The alley he’s perched in is a universe of pigeons. They coo and sound more like cats or mammals. They don’t whistle – maybe that’s why they’re exiles from the bird kingdom. They spend all their energy in flight, wings describing fast half circles as they scatter into the air. So exhausting. They’re such unlikely travellers, and yet they’re all over the world.
So many pigeons, and they keep doubling in numbers. The city wants them gone – culling them with poison and anti-roosting metal spikes. Like others seeking refuge, the pigeons have gathered here in the alley. Jase loves their contradictions. Their grey feathers are dull and dirty, and when the massive bull pigeons puff themselves up for a fight, or a fuck, they are the ugliest birds around. Yet the smaller birds – the younger or less aggressive ones – move with grace. They wear their iridescent green and lilac wings like robes. Their pearl-coloured eyelids blink gently, front to back. They mate for life and show off less than their dovish cousins. Why they’re targeted by the city and not other birds seems illogical to Jase.

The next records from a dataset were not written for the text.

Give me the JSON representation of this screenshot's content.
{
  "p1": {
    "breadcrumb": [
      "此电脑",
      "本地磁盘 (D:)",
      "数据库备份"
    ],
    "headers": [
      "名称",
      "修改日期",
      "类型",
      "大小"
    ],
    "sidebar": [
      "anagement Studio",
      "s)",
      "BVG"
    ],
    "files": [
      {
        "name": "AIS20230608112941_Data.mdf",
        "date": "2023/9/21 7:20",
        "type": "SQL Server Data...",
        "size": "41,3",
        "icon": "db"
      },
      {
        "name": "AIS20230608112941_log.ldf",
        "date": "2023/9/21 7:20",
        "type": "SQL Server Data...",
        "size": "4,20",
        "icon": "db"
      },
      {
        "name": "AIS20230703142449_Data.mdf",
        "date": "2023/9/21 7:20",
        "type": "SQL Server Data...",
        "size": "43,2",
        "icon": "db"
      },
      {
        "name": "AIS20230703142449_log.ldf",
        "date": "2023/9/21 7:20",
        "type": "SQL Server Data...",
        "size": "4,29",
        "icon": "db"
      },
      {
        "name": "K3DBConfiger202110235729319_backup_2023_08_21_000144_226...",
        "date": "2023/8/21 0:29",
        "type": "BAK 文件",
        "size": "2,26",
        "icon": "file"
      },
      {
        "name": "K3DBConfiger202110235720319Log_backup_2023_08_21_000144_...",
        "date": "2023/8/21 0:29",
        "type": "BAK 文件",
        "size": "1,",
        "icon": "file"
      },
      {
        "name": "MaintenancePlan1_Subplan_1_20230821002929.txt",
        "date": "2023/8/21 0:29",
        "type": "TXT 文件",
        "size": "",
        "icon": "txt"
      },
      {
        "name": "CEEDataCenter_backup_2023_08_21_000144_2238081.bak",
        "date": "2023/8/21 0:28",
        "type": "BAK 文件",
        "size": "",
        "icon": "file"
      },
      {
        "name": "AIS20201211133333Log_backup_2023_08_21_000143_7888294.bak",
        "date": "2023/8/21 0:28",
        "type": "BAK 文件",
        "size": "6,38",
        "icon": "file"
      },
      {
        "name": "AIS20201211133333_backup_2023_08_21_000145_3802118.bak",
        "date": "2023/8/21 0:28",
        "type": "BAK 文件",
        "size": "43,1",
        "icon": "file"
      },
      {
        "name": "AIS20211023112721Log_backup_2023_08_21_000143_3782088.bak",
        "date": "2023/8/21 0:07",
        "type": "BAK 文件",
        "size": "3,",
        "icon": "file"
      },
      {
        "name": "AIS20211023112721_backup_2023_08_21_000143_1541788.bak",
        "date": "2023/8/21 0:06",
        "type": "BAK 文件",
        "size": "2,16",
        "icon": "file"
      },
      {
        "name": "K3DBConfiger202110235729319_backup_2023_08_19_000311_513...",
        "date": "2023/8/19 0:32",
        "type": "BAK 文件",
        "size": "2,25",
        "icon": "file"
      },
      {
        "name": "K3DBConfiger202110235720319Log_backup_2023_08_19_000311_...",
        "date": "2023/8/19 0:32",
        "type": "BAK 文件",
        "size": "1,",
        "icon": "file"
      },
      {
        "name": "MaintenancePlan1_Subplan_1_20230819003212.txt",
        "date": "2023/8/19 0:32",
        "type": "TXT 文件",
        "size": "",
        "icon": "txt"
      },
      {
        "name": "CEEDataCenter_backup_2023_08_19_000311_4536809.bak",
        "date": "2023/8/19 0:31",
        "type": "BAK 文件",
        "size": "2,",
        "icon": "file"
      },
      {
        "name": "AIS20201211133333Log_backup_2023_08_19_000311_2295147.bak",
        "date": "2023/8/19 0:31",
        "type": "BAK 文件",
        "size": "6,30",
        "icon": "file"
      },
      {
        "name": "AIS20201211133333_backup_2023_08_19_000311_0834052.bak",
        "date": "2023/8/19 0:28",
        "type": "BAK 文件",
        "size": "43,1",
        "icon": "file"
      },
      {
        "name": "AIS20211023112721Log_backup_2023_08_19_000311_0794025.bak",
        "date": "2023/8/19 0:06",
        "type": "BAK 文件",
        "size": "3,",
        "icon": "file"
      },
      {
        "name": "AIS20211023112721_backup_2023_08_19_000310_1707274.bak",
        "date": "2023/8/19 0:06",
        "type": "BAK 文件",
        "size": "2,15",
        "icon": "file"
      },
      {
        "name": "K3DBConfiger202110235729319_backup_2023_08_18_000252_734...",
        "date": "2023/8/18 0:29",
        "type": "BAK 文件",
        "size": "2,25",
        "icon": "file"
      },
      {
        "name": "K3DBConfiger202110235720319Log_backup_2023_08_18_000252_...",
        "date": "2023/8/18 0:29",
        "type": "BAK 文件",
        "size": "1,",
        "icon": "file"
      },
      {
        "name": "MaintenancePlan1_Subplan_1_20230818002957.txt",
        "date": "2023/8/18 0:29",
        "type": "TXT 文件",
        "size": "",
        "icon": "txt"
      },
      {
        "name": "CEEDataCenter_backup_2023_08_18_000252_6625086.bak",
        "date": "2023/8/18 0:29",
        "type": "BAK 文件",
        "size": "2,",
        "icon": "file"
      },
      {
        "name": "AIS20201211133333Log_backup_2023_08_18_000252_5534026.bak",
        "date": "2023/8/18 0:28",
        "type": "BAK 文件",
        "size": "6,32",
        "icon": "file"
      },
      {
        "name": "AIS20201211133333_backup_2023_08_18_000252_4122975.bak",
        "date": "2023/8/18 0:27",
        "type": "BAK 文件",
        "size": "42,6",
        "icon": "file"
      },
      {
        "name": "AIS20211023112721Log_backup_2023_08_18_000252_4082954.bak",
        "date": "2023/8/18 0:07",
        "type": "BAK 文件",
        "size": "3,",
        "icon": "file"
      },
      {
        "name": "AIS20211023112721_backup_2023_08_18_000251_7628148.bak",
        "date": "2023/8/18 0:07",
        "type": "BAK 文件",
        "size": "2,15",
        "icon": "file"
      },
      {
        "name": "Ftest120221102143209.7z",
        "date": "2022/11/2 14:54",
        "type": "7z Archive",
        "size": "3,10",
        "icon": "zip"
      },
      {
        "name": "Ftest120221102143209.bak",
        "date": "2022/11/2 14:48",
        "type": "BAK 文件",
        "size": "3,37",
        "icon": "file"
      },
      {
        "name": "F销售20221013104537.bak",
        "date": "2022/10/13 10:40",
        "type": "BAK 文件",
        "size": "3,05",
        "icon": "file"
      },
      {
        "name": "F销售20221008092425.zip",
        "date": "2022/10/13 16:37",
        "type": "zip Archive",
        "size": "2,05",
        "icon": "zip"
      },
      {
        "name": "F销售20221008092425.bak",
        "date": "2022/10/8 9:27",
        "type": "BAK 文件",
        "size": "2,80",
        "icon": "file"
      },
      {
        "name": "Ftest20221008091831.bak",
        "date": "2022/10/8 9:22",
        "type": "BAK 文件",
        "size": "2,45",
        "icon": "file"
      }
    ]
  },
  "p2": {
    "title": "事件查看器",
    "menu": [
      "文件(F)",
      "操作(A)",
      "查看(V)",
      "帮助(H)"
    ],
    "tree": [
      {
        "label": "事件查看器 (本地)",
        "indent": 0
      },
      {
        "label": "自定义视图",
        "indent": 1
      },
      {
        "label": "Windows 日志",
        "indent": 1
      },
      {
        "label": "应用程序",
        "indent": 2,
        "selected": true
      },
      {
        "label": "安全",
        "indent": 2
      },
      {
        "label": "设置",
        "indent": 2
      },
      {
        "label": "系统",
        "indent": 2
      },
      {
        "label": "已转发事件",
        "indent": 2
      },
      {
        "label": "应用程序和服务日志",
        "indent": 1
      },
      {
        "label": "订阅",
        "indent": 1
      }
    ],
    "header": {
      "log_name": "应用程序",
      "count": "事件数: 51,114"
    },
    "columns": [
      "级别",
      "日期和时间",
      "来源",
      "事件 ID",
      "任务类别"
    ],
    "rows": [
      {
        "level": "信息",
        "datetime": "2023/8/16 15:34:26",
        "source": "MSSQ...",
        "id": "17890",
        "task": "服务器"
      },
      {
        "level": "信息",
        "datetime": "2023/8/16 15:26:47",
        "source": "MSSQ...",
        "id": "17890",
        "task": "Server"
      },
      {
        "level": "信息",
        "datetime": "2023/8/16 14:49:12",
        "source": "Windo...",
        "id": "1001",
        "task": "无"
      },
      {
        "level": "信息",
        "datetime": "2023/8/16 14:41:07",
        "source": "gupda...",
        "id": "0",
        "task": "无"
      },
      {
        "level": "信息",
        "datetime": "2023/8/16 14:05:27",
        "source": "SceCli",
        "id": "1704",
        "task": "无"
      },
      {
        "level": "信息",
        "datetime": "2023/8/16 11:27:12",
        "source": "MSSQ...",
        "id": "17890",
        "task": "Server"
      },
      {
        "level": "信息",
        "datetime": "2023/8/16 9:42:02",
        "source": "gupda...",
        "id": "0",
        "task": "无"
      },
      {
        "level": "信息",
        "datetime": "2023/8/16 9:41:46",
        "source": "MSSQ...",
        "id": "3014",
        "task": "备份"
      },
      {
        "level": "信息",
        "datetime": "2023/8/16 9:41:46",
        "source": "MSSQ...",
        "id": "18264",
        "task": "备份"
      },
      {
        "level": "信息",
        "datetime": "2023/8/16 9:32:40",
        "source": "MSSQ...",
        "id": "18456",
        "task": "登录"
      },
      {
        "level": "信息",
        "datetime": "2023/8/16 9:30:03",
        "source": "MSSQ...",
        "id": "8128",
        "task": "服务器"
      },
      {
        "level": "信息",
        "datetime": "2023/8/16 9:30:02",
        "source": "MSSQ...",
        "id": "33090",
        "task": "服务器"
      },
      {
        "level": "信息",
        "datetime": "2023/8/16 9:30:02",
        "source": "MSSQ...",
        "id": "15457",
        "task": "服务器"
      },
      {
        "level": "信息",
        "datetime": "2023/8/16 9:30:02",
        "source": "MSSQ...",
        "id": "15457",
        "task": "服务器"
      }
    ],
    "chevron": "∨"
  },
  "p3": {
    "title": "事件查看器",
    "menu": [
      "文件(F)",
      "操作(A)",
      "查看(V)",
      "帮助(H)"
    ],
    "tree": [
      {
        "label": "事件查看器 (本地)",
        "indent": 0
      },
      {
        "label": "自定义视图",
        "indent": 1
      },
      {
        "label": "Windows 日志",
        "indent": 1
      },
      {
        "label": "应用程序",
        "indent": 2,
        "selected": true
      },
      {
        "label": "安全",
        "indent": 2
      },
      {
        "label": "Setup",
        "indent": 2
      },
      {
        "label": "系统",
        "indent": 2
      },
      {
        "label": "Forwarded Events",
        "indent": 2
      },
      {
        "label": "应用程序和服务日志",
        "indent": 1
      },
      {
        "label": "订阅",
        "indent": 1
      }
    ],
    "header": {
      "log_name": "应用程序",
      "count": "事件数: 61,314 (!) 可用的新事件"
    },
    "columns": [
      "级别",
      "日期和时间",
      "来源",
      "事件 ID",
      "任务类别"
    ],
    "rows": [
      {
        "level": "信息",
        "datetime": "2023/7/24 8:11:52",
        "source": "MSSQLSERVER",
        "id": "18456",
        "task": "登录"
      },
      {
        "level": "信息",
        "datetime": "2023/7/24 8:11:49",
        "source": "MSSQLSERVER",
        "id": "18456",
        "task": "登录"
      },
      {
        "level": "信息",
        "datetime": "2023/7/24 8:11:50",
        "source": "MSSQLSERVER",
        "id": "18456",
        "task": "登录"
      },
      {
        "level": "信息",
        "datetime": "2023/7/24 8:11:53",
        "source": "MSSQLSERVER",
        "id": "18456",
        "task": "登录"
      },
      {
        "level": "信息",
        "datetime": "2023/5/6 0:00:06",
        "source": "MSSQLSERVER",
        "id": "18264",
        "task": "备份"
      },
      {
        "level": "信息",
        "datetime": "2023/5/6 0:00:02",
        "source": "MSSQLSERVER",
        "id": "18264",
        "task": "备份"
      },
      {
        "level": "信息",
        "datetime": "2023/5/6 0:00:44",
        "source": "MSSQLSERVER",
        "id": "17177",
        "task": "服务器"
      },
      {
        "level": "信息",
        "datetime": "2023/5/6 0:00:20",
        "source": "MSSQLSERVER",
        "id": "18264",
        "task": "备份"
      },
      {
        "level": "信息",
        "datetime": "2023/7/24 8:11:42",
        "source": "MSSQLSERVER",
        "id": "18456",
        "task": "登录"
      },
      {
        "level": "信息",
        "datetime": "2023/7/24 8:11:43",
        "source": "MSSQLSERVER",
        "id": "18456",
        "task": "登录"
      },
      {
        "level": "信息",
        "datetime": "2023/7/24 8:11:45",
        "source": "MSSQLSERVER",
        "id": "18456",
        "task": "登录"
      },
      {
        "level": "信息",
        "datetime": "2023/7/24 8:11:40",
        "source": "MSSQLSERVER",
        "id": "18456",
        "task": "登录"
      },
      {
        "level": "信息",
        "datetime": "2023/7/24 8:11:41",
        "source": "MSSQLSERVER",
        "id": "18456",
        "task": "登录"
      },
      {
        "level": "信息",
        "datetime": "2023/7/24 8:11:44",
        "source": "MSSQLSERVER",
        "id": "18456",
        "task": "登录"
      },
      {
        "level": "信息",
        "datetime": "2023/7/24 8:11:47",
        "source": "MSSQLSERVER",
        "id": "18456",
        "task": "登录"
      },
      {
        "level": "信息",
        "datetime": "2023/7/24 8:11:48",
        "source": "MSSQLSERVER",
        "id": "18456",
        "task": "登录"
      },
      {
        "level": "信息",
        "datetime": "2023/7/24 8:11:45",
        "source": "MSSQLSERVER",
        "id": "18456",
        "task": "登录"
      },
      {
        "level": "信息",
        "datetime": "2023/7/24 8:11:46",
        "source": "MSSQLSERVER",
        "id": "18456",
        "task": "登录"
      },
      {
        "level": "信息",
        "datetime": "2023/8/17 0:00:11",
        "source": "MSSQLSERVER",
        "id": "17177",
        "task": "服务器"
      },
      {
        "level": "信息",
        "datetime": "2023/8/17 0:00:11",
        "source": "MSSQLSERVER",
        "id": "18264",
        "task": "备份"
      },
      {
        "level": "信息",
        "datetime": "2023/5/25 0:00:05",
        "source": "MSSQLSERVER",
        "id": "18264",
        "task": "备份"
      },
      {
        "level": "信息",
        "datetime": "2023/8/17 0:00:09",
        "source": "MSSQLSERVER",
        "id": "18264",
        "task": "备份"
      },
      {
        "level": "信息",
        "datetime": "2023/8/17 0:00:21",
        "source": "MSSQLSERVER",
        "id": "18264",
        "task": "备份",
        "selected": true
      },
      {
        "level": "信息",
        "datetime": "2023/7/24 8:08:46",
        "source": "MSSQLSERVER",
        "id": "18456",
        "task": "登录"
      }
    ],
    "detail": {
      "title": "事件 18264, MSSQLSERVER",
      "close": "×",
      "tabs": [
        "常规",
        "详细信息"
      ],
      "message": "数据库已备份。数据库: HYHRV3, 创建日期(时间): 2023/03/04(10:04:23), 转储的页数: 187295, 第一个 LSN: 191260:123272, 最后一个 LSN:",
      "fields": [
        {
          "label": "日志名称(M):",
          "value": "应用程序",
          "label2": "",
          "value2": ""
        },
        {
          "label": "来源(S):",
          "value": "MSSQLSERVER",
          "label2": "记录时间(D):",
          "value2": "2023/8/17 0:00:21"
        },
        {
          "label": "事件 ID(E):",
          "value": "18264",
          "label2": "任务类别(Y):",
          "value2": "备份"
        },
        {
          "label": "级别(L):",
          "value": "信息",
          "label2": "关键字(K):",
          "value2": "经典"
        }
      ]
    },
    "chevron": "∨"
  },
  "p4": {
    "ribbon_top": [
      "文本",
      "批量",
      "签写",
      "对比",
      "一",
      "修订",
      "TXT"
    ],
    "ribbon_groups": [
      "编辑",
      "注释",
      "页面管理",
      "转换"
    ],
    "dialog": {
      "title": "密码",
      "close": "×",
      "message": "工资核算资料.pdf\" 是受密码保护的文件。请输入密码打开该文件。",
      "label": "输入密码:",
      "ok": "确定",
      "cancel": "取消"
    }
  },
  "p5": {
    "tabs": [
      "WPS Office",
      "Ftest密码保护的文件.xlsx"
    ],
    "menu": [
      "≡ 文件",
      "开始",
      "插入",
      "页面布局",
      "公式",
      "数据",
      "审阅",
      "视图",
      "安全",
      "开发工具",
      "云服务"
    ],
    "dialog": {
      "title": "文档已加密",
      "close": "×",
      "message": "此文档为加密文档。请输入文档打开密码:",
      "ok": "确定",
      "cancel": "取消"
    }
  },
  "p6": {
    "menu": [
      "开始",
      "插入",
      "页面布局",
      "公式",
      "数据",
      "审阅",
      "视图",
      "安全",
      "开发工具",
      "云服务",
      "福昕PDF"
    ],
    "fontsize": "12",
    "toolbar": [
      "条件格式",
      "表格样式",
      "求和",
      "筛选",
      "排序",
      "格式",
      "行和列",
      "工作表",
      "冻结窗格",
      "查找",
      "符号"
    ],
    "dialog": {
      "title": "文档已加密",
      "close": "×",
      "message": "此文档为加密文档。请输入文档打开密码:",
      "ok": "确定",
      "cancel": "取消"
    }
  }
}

Later that evening, after the drop-in centre has closed and all its staff have gone home, Jason uses the pass card no one knows he has to get back in. There’s a false wall in the corridor on the fourth floor, where he’s stashed a sleeping bag and other supplies. He pulls out the panelling and reaches in for the boxes of breadcrumbs and bird seed and comes back down to the alley to feed the pigeons. The rich, ignorant landlord thinks the birds come here for no reason, can’t figure out how to get rid of them and won’t spend the money trying. They come for food. Why not?
After a feed, the pigeons drift up to roost in the rooftop carpark. The exposed ceiling of struts and sheets of corrugated plastic is covered in guano and the pigeons call out in human voices. Coo, move over, I’m cold. Move over, move over.
Some of them are so sick he can tell they won’t live to see the next day. They’ll crawl beneath the bushes of the scrappy rooftop garden bed, or huddle into the guttering, and give up. A lot of them die. He’s the only one in all of Community House to bother cleaning up the bodies. Well, there’s the lawyer from the legal service. She has a thick accent, maybe Russian? She’s young and loves the pigeons too. Sometimes she takes the sick ones to the SPCA. If she thinks they might get better she hides them in boxes under her desk. She tells him this in a whisper, as if she’s under surveillance.
Sometimes, if it’s a nice day, he takes the dead ones to the park up the road, Volunteer Corner, which is full of low scrub and fern. He picks his way through the greenery, lifts the birds out of his bag, and places them where they can’t be seen. Scatters a bit of dirt and some leaves across their feathers. Once or twice he’s dug holes, but passersby think he’s stealing the plants, so he doesn’t do it anymore.
But most of the time in this city it seems to be windy or raining, and there’s so many pigeons he normally just wraps them up in newspaper and walks them to the rubbish bin out on Willis Street. People think he’s throwing away fish and chips, but if they looked closely they’d see he never tosses the parcels, but places them with reverence into the darkness.